EXERCISE OBJECTIVE —
Output all entries exactly; images excluded.

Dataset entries
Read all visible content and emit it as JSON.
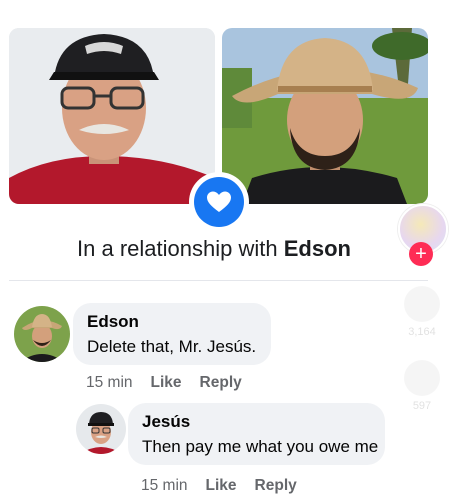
{
  "post": {
    "relationship_prefix": "In a relationship with",
    "relationship_name": "Edson"
  },
  "comments": [
    {
      "author": "Edson",
      "text": "Delete that, Mr. Jesús.",
      "time": "15 min",
      "like_label": "Like",
      "reply_label": "Reply"
    },
    {
      "author": "Jesús",
      "text": "Then pay me what you owe me",
      "time": "15 min",
      "like_label": "Like",
      "reply_label": "Reply"
    }
  ],
  "side_overlay": {
    "like_count": "3,164",
    "comment_count": "597"
  },
  "colors": {
    "accent": "#1877f2",
    "bubble": "#f0f2f5",
    "muted": "#65676b",
    "side_plus": "#fe2c55"
  },
  "icons": {
    "badge": "heart-icon",
    "side_like": "heart-icon",
    "side_comment": "comment-icon",
    "side_plus": "plus-icon"
  }
}
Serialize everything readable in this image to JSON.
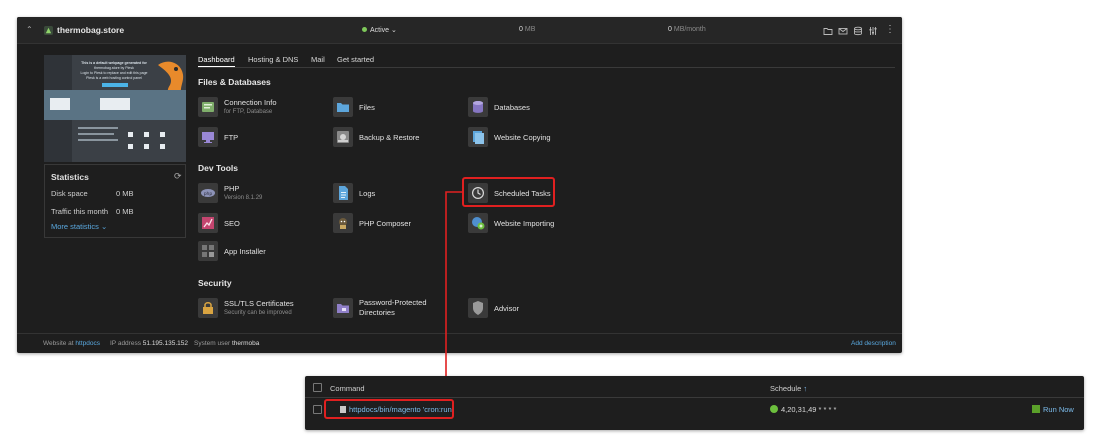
{
  "topbar": {
    "site_name": "thermobag.store",
    "status": "Active",
    "status_caret": "⌄",
    "disk_value": "0",
    "disk_unit": "MB",
    "traffic_value": "0",
    "traffic_unit": "MB/month",
    "icons": [
      "folder-icon",
      "mail-icon",
      "database-icon",
      "settings-sliders-icon",
      "more-vertical-icon"
    ]
  },
  "preview": {
    "line1": "This is a default webpage generated for",
    "line2": "thermobag.store by Plesk",
    "line3": "Login to Plesk to replace and edit this page",
    "line4": "Plesk is a web hosting control panel"
  },
  "stats": {
    "title": "Statistics",
    "disk_label": "Disk space",
    "disk_value": "0 MB",
    "traffic_label": "Traffic this month",
    "traffic_value": "0 MB",
    "more": "More statistics ⌄"
  },
  "tabs": [
    "Dashboard",
    "Hosting & DNS",
    "Mail",
    "Get started"
  ],
  "sections": {
    "files_db": "Files & Databases",
    "dev_tools": "Dev Tools",
    "security": "Security"
  },
  "tools": {
    "connection_info": {
      "name": "Connection Info",
      "sub": "for FTP, Database"
    },
    "files": {
      "name": "Files"
    },
    "databases": {
      "name": "Databases"
    },
    "ftp": {
      "name": "FTP"
    },
    "backup": {
      "name": "Backup & Restore"
    },
    "website_copying": {
      "name": "Website Copying"
    },
    "php": {
      "name": "PHP",
      "sub": "Version 8.1.29"
    },
    "logs": {
      "name": "Logs"
    },
    "scheduled_tasks": {
      "name": "Scheduled Tasks"
    },
    "seo": {
      "name": "SEO"
    },
    "php_composer": {
      "name": "PHP Composer"
    },
    "website_importing": {
      "name": "Website Importing"
    },
    "app_installer": {
      "name": "App Installer"
    },
    "ssl": {
      "name": "SSL/TLS Certificates",
      "sub": "Security can be improved"
    },
    "password_dirs": {
      "name": "Password-Protected",
      "name2": "Directories"
    },
    "advisor": {
      "name": "Advisor"
    }
  },
  "footer": {
    "website_at_label": "Website at",
    "website_at_value": "httpdocs",
    "ip_label": "IP address",
    "ip_value": "51.195.135.152",
    "user_label": "System user",
    "user_value": "thermoba",
    "add_description": "Add description"
  },
  "tasks": {
    "col_command": "Command",
    "col_schedule": "Schedule",
    "sort_arrow": "↑",
    "rows": [
      {
        "command": "httpdocs/bin/magento 'cron:run'",
        "schedule": "4,20,31,49 * * * *",
        "action": "Run Now"
      }
    ]
  },
  "colors": {
    "highlight": "#e02020",
    "link": "#5aa9e0",
    "active_status": "#7ec85a"
  }
}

SOLUTION TO THIS EXERCISE —
Read all visible content and emit it as JSON.
{
  "post": {
    "relationship_prefix": "In a relationship with",
    "relationship_name": "Edson"
  },
  "comments": [
    {
      "author": "Edson",
      "text": "Delete that, Mr. Jesús.",
      "time": "15 min",
      "like_label": "Like",
      "reply_label": "Reply"
    },
    {
      "author": "Jesús",
      "text": "Then pay me what you owe me",
      "time": "15 min",
      "like_label": "Like",
      "reply_label": "Reply"
    }
  ],
  "side_overlay": {
    "like_count": "3,164",
    "comment_count": "597"
  },
  "colors": {
    "accent": "#1877f2",
    "bubble": "#f0f2f5",
    "muted": "#65676b",
    "side_plus": "#fe2c55"
  },
  "icons": {
    "badge": "heart-icon",
    "side_like": "heart-icon",
    "side_comment": "comment-icon",
    "side_plus": "plus-icon"
  }
}
Serialize everything readable in this image to JSON.
{
  "topbar": {
    "site_name": "thermobag.store",
    "status": "Active",
    "status_caret": "⌄",
    "disk_value": "0",
    "disk_unit": "MB",
    "traffic_value": "0",
    "traffic_unit": "MB/month",
    "icons": [
      "folder-icon",
      "mail-icon",
      "database-icon",
      "settings-sliders-icon",
      "more-vertical-icon"
    ]
  },
  "preview": {
    "line1": "This is a default webpage generated for",
    "line2": "thermobag.store by Plesk",
    "line3": "Login to Plesk to replace and edit this page",
    "line4": "Plesk is a web hosting control panel"
  },
  "stats": {
    "title": "Statistics",
    "disk_label": "Disk space",
    "disk_value": "0 MB",
    "traffic_label": "Traffic this month",
    "traffic_value": "0 MB",
    "more": "More statistics ⌄"
  },
  "tabs": [
    "Dashboard",
    "Hosting & DNS",
    "Mail",
    "Get started"
  ],
  "sections": {
    "files_db": "Files & Databases",
    "dev_tools": "Dev Tools",
    "security": "Security"
  },
  "tools": {
    "connection_info": {
      "name": "Connection Info",
      "sub": "for FTP, Database"
    },
    "files": {
      "name": "Files"
    },
    "databases": {
      "name": "Databases"
    },
    "ftp": {
      "name": "FTP"
    },
    "backup": {
      "name": "Backup & Restore"
    },
    "website_copying": {
      "name": "Website Copying"
    },
    "php": {
      "name": "PHP",
      "sub": "Version 8.1.29"
    },
    "logs": {
      "name": "Logs"
    },
    "scheduled_tasks": {
      "name": "Scheduled Tasks"
    },
    "seo": {
      "name": "SEO"
    },
    "php_composer": {
      "name": "PHP Composer"
    },
    "website_importing": {
      "name": "Website Importing"
    },
    "app_installer": {
      "name": "App Installer"
    },
    "ssl": {
      "name": "SSL/TLS Certificates",
      "sub": "Security can be improved"
    },
    "password_dirs": {
      "name": "Password-Protected",
      "name2": "Directories"
    },
    "advisor": {
      "name": "Advisor"
    }
  },
  "footer": {
    "website_at_label": "Website at",
    "website_at_value": "httpdocs",
    "ip_label": "IP address",
    "ip_value": "51.195.135.152",
    "user_label": "System user",
    "user_value": "thermoba",
    "add_description": "Add description"
  },
  "tasks": {
    "col_command": "Command",
    "col_schedule": "Schedule",
    "sort_arrow": "↑",
    "rows": [
      {
        "command": "httpdocs/bin/magento 'cron:run'",
        "schedule": "4,20,31,49 * * * *",
        "action": "Run Now"
      }
    ]
  },
  "colors": {
    "highlight": "#e02020",
    "link": "#5aa9e0",
    "active_status": "#7ec85a"
  }
}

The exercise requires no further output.